Removed at the request of the US government from the auction of the Farouk collections in 1954, the double eagle resurfaced in 1996, brought to New York by an English dealer. He was caught in the act by the FBI during his negotiations with his American customer.
The coin of the English dealer was the specimen which had been legally exported for Farouk. A judicial compromise was found in 2001. The double eagle was listed for auction on July 20, 2002 by Sotheby's and Stack's. In order to declare for the first time the official release of this specific coin, the buyer was required to pay to the federal government its face value of $ 20 in addition to the auction. It was sold for $ 7,590,020 including premium. Here is the link to the catalog in the website of Stack's Bowers, successor to Stack's.
2007 Her Majesty's Bullion
2010 SOLD 3.27 M€ before fees
Gold bullion coins generally have a purity of 99.99%.
In 2007, the Royal Canadian Mint announces the launch of a product line to 99.999%. And as now the only way to get noticed is gigantism, they produce a coin with facial value of 1 million Canadian $. A small number of investors will then order similar parts.
The piece measures 53 cm in diameter, 3 cm thick, and weighs 100 kg. Chemists will appreciate this remarkable feat of engineering. The obverse is a portrait of Queen Elizabth II. The reverse shows the emblem of Canada, three maple leaves. Its value to weight is approximately € 3.2 million.
The copy that was owned by an Austrian financial company is for sale by Dorotheum in Vienna on June 25. Exciting fate for this symbol of capitalism: the owner has gone bankrupt!
POST SALE COMMENT
This lot has been sold 3.27 million € before fees.
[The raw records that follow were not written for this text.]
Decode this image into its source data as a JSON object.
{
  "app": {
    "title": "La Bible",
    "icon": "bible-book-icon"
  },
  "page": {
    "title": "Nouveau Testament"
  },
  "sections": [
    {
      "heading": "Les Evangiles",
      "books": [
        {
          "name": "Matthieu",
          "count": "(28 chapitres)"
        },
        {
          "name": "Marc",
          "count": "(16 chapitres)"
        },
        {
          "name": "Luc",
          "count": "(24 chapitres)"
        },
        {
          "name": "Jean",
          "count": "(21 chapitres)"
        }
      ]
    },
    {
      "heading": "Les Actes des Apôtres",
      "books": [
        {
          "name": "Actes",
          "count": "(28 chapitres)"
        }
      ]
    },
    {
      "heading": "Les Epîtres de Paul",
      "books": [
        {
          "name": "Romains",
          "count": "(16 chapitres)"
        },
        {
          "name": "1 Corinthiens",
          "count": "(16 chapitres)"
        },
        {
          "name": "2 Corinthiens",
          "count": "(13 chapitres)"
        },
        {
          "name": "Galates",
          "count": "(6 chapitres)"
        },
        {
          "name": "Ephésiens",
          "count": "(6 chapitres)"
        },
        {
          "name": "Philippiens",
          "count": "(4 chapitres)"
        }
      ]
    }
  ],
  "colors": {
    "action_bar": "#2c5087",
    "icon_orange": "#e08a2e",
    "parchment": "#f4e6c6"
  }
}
This is the price of its metal value to weight, not surprisingly. The extreme purity of gold has not generated an added value.